====== Information supplied ======

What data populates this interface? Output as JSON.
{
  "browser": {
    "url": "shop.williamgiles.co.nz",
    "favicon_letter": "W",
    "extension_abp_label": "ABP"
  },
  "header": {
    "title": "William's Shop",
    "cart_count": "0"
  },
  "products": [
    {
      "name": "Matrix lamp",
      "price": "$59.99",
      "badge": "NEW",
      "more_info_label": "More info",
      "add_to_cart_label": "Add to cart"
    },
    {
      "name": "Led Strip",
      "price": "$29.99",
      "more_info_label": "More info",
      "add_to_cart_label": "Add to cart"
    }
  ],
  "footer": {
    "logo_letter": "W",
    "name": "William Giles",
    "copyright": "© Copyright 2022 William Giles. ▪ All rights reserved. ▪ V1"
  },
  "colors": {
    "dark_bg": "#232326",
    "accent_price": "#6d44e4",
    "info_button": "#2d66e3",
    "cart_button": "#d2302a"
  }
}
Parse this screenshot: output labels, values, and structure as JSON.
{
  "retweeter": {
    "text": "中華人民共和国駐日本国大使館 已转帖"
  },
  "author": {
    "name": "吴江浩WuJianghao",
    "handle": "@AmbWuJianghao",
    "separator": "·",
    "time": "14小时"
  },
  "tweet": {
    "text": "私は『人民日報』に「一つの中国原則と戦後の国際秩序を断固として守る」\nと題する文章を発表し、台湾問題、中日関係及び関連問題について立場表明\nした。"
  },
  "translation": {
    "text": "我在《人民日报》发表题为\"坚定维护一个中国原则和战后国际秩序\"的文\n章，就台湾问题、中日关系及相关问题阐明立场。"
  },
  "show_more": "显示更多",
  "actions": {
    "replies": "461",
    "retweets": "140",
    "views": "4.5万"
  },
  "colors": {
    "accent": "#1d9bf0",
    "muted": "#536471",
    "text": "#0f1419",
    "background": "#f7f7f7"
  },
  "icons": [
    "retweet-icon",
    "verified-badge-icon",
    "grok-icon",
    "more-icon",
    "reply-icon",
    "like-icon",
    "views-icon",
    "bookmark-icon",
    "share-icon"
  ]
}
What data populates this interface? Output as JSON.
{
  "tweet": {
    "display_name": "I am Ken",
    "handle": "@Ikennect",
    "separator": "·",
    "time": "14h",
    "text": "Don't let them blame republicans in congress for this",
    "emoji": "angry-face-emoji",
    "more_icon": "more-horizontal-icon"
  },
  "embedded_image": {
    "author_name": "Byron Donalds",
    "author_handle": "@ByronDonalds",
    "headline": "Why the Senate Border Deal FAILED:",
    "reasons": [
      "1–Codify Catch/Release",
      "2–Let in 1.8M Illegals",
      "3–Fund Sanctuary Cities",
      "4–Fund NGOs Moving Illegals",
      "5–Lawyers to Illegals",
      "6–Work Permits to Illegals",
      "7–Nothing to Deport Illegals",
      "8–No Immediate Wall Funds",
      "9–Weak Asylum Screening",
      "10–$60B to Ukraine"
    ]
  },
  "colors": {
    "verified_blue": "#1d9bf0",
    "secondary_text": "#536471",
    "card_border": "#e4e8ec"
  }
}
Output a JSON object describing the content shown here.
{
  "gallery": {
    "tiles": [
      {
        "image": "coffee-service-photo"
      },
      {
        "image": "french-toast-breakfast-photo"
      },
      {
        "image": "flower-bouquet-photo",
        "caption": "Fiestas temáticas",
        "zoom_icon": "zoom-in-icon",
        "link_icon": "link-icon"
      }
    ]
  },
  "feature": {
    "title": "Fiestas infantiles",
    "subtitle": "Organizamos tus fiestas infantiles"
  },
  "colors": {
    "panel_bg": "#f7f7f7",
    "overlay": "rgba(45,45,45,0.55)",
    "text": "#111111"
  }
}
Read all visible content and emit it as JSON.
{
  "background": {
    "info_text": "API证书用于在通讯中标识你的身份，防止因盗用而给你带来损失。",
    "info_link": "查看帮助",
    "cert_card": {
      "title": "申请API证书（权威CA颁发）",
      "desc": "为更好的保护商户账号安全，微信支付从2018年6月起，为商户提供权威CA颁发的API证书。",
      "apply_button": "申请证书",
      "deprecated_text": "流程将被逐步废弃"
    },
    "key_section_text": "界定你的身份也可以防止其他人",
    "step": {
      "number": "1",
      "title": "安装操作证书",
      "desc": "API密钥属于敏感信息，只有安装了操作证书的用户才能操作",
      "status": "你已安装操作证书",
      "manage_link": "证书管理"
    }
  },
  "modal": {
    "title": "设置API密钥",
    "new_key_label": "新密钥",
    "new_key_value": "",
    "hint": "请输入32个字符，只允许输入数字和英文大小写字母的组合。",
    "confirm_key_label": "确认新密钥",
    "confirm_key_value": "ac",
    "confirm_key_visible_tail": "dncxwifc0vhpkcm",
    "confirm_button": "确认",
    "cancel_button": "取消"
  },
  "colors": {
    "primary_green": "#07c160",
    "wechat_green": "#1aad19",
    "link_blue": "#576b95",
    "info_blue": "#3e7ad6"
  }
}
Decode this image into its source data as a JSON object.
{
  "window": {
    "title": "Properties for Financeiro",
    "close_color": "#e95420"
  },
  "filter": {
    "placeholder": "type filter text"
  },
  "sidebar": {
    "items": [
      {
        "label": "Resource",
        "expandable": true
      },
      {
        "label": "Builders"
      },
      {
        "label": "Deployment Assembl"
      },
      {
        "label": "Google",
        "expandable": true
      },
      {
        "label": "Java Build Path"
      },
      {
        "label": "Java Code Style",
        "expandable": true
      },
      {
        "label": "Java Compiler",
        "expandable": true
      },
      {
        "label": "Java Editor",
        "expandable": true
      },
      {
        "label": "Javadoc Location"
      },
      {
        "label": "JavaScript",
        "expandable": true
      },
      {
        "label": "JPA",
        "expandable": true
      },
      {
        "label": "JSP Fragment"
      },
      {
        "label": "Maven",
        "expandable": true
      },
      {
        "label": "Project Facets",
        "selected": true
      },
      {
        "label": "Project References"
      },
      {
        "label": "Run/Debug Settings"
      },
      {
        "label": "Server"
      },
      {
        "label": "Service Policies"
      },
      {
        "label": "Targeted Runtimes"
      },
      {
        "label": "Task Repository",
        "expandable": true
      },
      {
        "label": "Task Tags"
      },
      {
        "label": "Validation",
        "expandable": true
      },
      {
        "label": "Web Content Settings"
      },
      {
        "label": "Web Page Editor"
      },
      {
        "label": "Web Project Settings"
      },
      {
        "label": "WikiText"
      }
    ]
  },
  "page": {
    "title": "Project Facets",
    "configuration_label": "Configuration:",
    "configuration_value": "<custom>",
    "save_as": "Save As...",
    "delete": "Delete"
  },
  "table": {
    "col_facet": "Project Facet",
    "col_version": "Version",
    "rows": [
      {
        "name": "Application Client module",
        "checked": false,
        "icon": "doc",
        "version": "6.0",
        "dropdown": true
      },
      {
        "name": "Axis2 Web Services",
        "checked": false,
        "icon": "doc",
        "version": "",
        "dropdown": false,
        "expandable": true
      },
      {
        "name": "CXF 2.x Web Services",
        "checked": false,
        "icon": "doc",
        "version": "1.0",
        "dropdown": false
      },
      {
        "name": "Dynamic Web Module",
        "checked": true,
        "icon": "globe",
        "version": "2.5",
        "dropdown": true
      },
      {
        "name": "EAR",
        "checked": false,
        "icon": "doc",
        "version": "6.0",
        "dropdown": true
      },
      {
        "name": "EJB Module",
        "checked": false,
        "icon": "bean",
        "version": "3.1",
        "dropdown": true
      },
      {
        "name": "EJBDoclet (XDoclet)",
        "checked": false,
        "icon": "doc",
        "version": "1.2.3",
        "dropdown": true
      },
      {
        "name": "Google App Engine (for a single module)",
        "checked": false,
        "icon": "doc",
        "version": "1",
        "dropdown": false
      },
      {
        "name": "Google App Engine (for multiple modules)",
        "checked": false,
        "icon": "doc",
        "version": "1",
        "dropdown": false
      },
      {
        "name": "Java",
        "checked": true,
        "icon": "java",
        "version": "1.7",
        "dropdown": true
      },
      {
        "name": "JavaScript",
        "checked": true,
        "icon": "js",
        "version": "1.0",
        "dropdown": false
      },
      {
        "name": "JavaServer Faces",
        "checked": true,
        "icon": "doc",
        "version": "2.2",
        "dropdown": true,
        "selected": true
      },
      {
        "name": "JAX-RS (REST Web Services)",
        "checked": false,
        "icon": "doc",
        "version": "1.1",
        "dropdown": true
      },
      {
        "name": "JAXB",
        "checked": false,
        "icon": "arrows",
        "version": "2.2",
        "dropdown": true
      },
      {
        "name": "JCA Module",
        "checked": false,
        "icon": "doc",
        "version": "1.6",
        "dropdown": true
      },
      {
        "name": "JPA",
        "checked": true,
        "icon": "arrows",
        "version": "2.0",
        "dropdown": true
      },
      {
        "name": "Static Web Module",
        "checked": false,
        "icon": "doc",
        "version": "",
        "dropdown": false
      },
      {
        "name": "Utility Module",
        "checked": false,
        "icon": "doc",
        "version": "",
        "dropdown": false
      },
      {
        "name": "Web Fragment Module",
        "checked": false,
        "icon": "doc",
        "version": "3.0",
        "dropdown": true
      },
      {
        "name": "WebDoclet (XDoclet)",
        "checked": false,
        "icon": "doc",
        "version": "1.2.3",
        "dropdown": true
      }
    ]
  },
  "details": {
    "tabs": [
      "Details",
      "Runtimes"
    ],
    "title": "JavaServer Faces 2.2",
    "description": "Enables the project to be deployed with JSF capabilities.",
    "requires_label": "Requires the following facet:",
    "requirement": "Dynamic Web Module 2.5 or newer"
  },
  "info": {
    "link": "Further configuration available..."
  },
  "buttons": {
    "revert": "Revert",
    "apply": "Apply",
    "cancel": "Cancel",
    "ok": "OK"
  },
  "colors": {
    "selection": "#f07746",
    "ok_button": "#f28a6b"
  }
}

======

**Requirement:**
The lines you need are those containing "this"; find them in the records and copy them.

**Task response:**
What data populates this interface? Output as JSON.
Parse this screenshot: output labels, values, and structure as JSON.
What data populates this interface? Output as JSON.
    "text": "Don't let them blame republicans in congress for this",
Decode this image into its source data as a JSON object.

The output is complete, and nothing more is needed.